In my opinion no better tribute can be paid to Chekhov than this low-key biography written in the spirit of the maestro himself. We follow the restless and industrious Chekhov from his formative years in Taganrog and the town's adjacent steppes via Moscow, St Petersburg, Melikhovo and Yalta, plus summers at the dachas, to his death in a health resort in the Black Forest in Germany - having lived for years on borrowed time due to his tuberculosis. As Rosamund Bartlett so eloquently states it: It may be difficult for a biographer to penetrate Chekhov's character through his relationship with other people. It is easier to get a glimpse of his character when we look at the sensitive relationship he had with his environment and how it manifested itself in his writing.
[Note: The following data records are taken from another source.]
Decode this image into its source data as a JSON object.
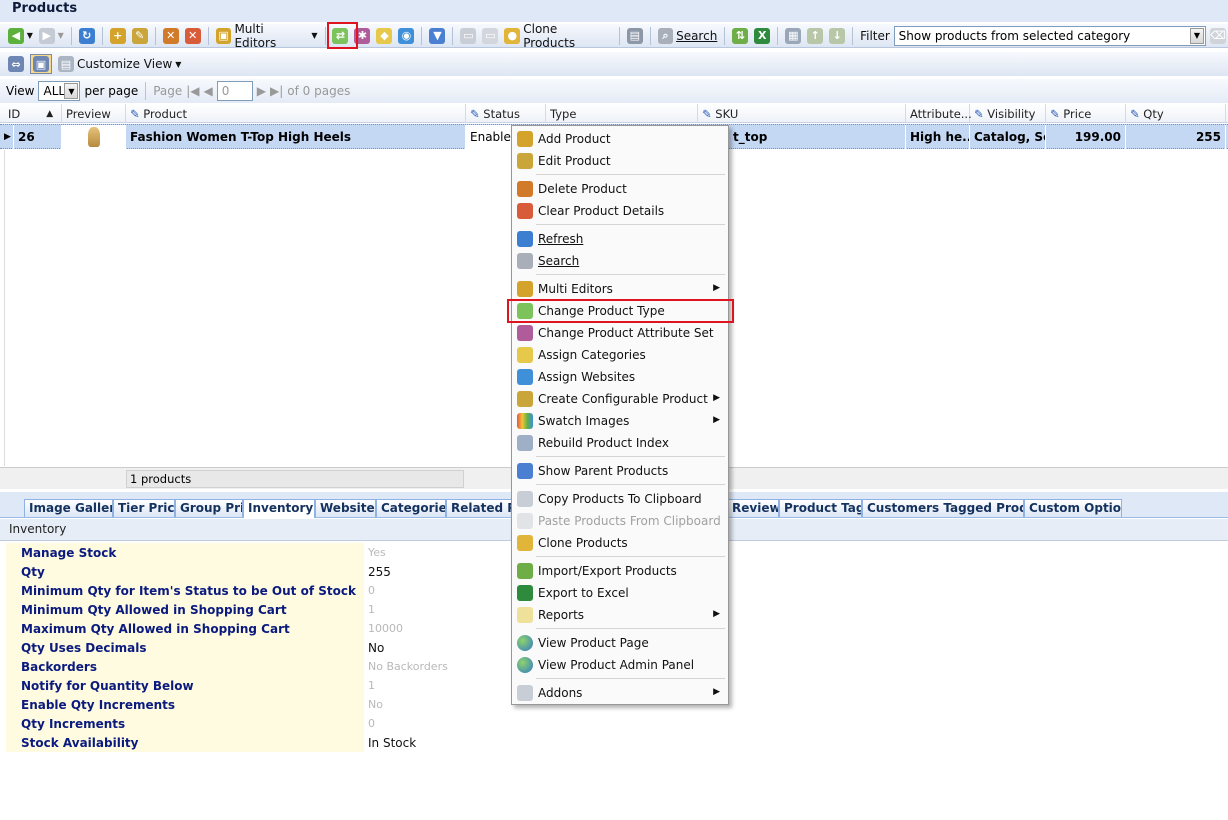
{
  "page_title": "Products",
  "toolbar": {
    "multi_editors": "Multi Editors",
    "clone_products": "Clone Products",
    "search": "Search",
    "filter_label": "Filter",
    "filter_value": "Show products from selected category"
  },
  "toolbar2": {
    "customize_view": "Customize View"
  },
  "pager": {
    "view_label": "View",
    "view_value": "ALL",
    "per_page": "per page",
    "page_label": "Page",
    "page_value": "0",
    "of_pages": "of 0 pages"
  },
  "grid": {
    "columns": [
      "ID",
      "Preview",
      "Product",
      "Status",
      "Type",
      "SKU",
      "Attribute...",
      "Visibility",
      "Price",
      "Qty"
    ],
    "row": {
      "id": "26",
      "product": "Fashion Women T-Top High Heels",
      "status": "Enabled",
      "sku": "t_top",
      "attribute": "High he...",
      "visibility": "Catalog, Se...",
      "price": "199.00",
      "qty": "255"
    },
    "footer": "1 products"
  },
  "tabs": [
    "Image Gallery",
    "Tier Price",
    "Group Price",
    "Inventory",
    "Websites",
    "Categories",
    "Related Pr",
    "Reviews",
    "Product Tags",
    "Customers Tagged Product",
    "Custom Options"
  ],
  "inventory": {
    "title": "Inventory",
    "rows": [
      {
        "label": "Manage Stock",
        "value": "Yes"
      },
      {
        "label": "Qty",
        "value": "255"
      },
      {
        "label": "Minimum Qty for Item's Status to be Out of Stock",
        "value": "0"
      },
      {
        "label": "Minimum Qty Allowed in Shopping Cart",
        "value": "1"
      },
      {
        "label": "Maximum Qty Allowed in Shopping Cart",
        "value": "10000"
      },
      {
        "label": "Qty Uses Decimals",
        "value": "No"
      },
      {
        "label": "Backorders",
        "value": "No Backorders"
      },
      {
        "label": "Notify for Quantity Below",
        "value": "1"
      },
      {
        "label": "Enable Qty Increments",
        "value": "No"
      },
      {
        "label": "Qty Increments",
        "value": "0"
      },
      {
        "label": "Stock Availability",
        "value": "In Stock"
      }
    ]
  },
  "context_menu": [
    {
      "label": "Add Product"
    },
    {
      "label": "Edit Product"
    },
    {
      "label": "Delete Product"
    },
    {
      "label": "Clear Product Details"
    },
    {
      "label": "Refresh"
    },
    {
      "label": "Search"
    },
    {
      "label": "Multi Editors"
    },
    {
      "label": "Change Product Type"
    },
    {
      "label": "Change Product Attribute Set"
    },
    {
      "label": "Assign Categories"
    },
    {
      "label": "Assign Websites"
    },
    {
      "label": "Create Configurable Product"
    },
    {
      "label": "Swatch Images"
    },
    {
      "label": "Rebuild Product Index"
    },
    {
      "label": "Show Parent Products"
    },
    {
      "label": "Copy Products To Clipboard"
    },
    {
      "label": "Paste Products From Clipboard"
    },
    {
      "label": "Clone Products"
    },
    {
      "label": "Import/Export Products"
    },
    {
      "label": "Export to Excel"
    },
    {
      "label": "Reports"
    },
    {
      "label": "View Product Page"
    },
    {
      "label": "View Product Admin Panel"
    },
    {
      "label": "Addons"
    }
  ],
  "colors": {
    "highlight": "#e0141e",
    "selected_row": "#c4d8f4",
    "label_text": "#0a1a7e"
  }
}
Hence the structure of the biography.
After having read this biography one cannot but admire Chekhov for his self-control, humanitarian values and unsentimental attitude to life. He was a reserved man who hated self-promotion and being in the limelight. I think Bartlett through her informative, meticulous and above all unpretentious account of Chekhov's life really succeeds in conveying the author's sense of moral duty. It is not difficult to accept Bartlett's assertion that as a writer Chekhov was the leading light of his generation.